Step 2 - Create A Lead Magnet

Awareness gets people off of a “platform” (or event, or piece of content) to your website, a page that presents something valuable that will help your audience.

That small offer is called a lead magnet, and it’s generally exchanged for an email address, that way you have permission to communicate with this lead over a longer period of time.

Some businesses use strategy calls or free consultations rather than emails, but the idea is the same. “I’ll give you something valuable if you let me know how to contact you”.

When creating lead magnets, I like to ask “what’s something I can give away for free that the ideal customer would pay $1,000 to learn?”

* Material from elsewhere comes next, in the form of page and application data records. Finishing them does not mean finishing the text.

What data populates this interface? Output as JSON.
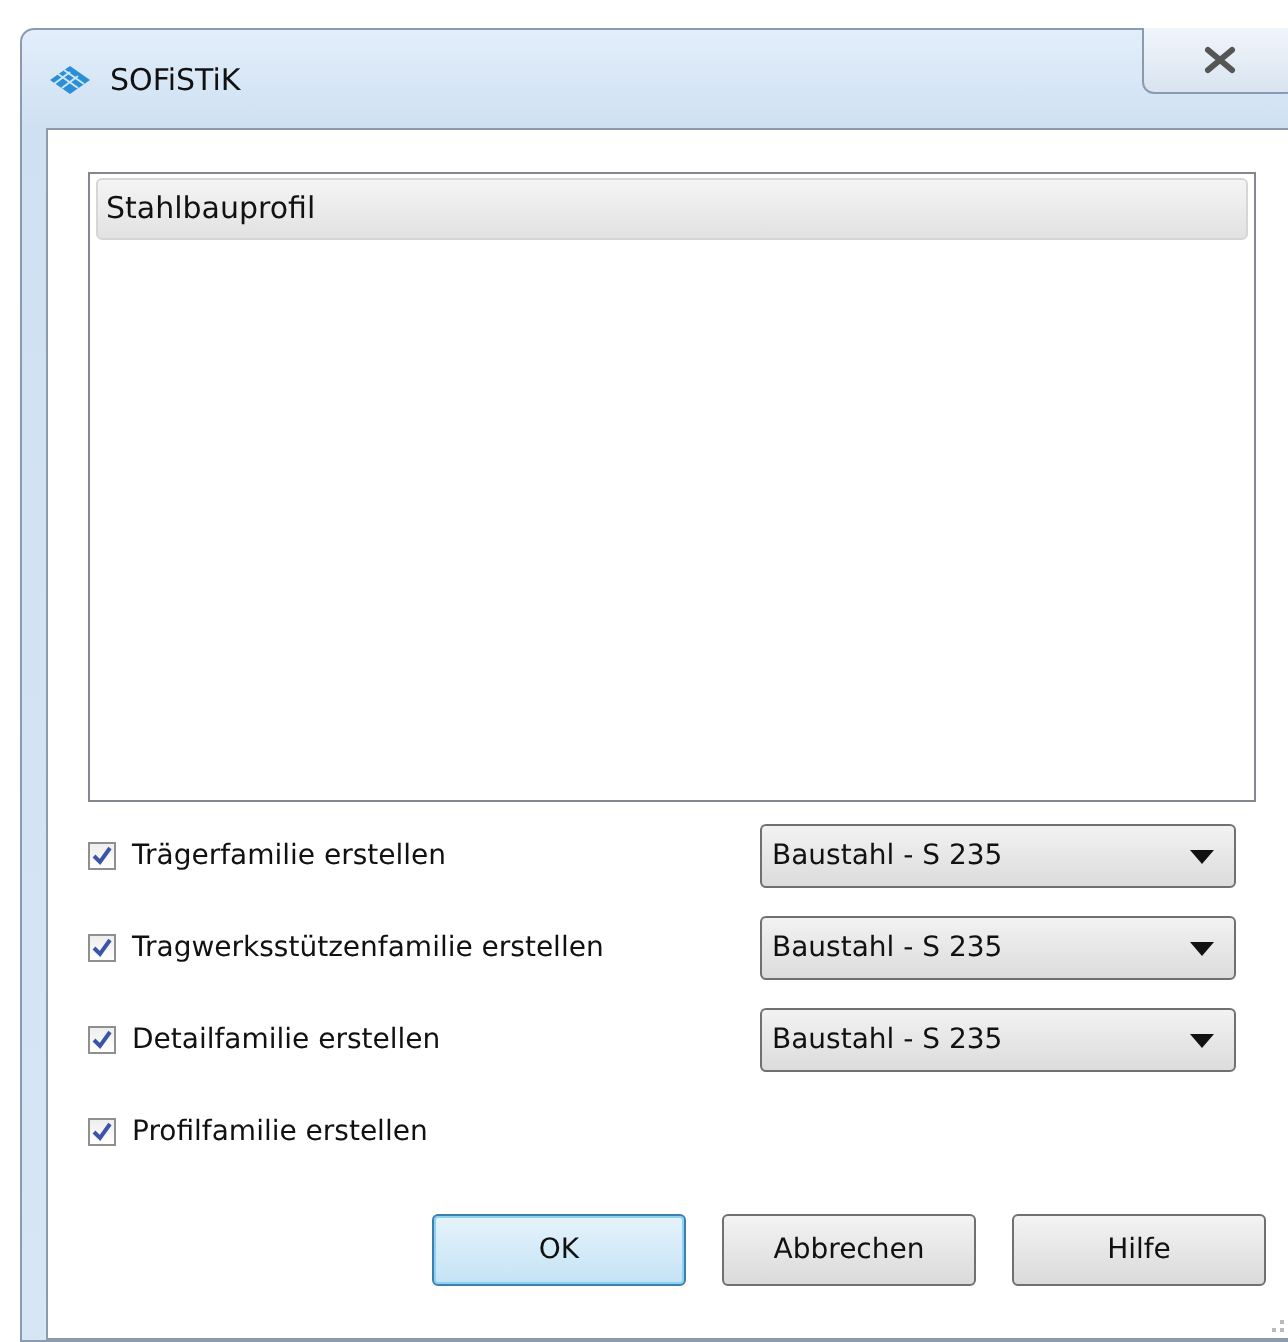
{
  "window": {
    "title": "SOFiSTiK"
  },
  "list": {
    "items": [
      {
        "label": "Stahlbauprofil",
        "selected": true
      }
    ]
  },
  "options": [
    {
      "label": "Trägerfamilie erstellen",
      "checked": true,
      "material": "Baustahl - S 235"
    },
    {
      "label": "Tragwerksstützenfamilie erstellen",
      "checked": true,
      "material": "Baustahl - S 235"
    },
    {
      "label": "Detailfamilie erstellen",
      "checked": true,
      "material": "Baustahl - S 235"
    },
    {
      "label": "Profilfamilie erstellen",
      "checked": true
    }
  ],
  "buttons": [
    {
      "label": "OK",
      "default": true
    },
    {
      "label": "Abbrechen",
      "default": false
    },
    {
      "label": "Hilfe",
      "default": false
    }
  ]
}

That’s a great way to think about the value you need to include in your lead magnet.

If your lead magnet is a complimentary consultation, what would $1,000 of value look like? If you decide to create an ebook or an educational series (email, videos, audio), what is something your audience is desperate to learn that would make them think, “wait, all I have to do to get this is put in my email?”

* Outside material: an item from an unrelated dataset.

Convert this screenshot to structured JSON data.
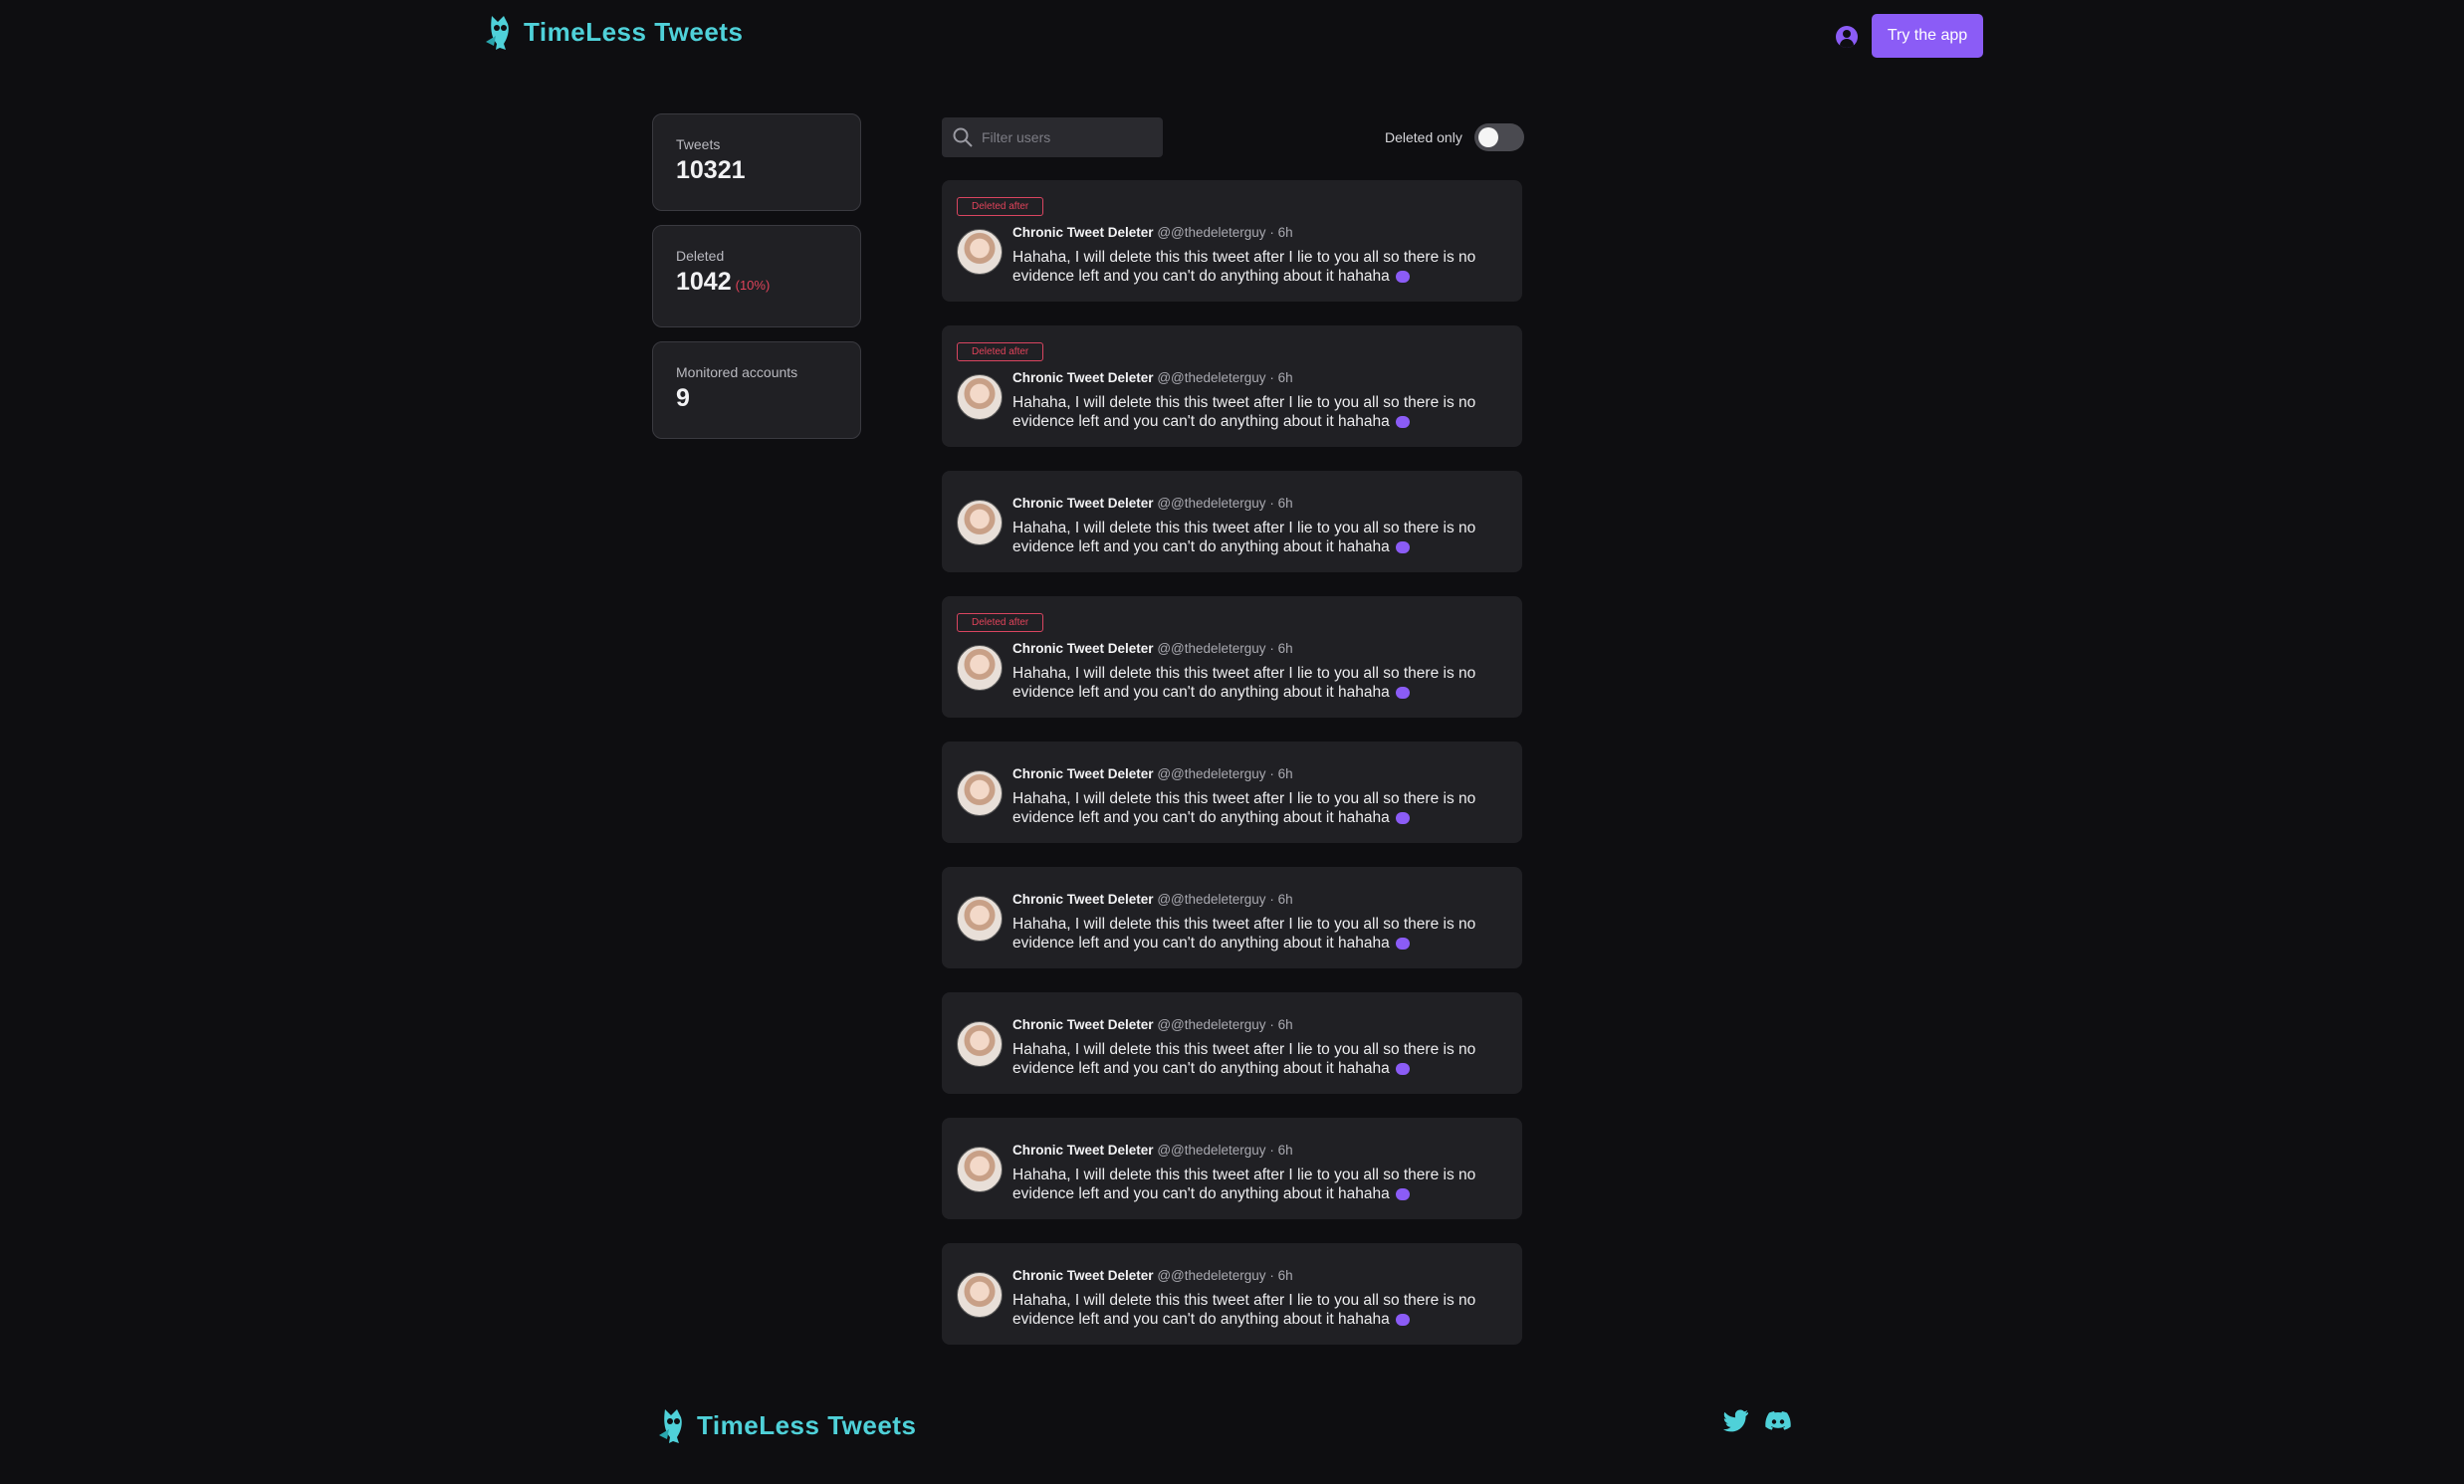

That’s what you’re after here. We want it to be specific enough that it’s only valuable to the ideal person, your dream client. Don’t make something for everyone, you don’t want to clog up your system with a bunch of people who will never be interested in ever becoming a customer.

This leads to point 3:

Step 3 - Get the right people on your list

This part is essential to an optimized system. What good is having the emails of 100,000 people if only 0.00001% are interested in what your business offers?

Much better to have 100 people that open every email, click on links, schedule calls, and become customers.

Plus, email lists cost money. You don’t want to be paying a monthly fee for thousands of email subscribers that will never see the value in your offers.

The way to accomplish this is throughout this whole awareness journey, be specific about who your business serves, what it helps people accomplish, and how you help them.

If you only work with big brands with million-dollar ad budgets, you don’t want to be attracting people looking for help with their first Kickstarter. That should be clear in your messaging, your website, your lead magnet, and the emails you send to your new subscribers.

So, you likely have some homework.

I’ve got a free blueprint to help walk you through all of this - getting it set up, deciding the vehicle you’ll use to attract the right leads, and the different pieces you want to have in place to connect this system and get it up and running.

You can download it here:

Tomorrow, we’ll dive into the next part of the system, increasing your conversion rate by segmenting your audience, creating tension and context, and presenting offers to the right people at the right time.

See you tomorrow…


PS - I'd love to know: what is the biggest struggle you have in your business right now? Shoot me an email and let me know!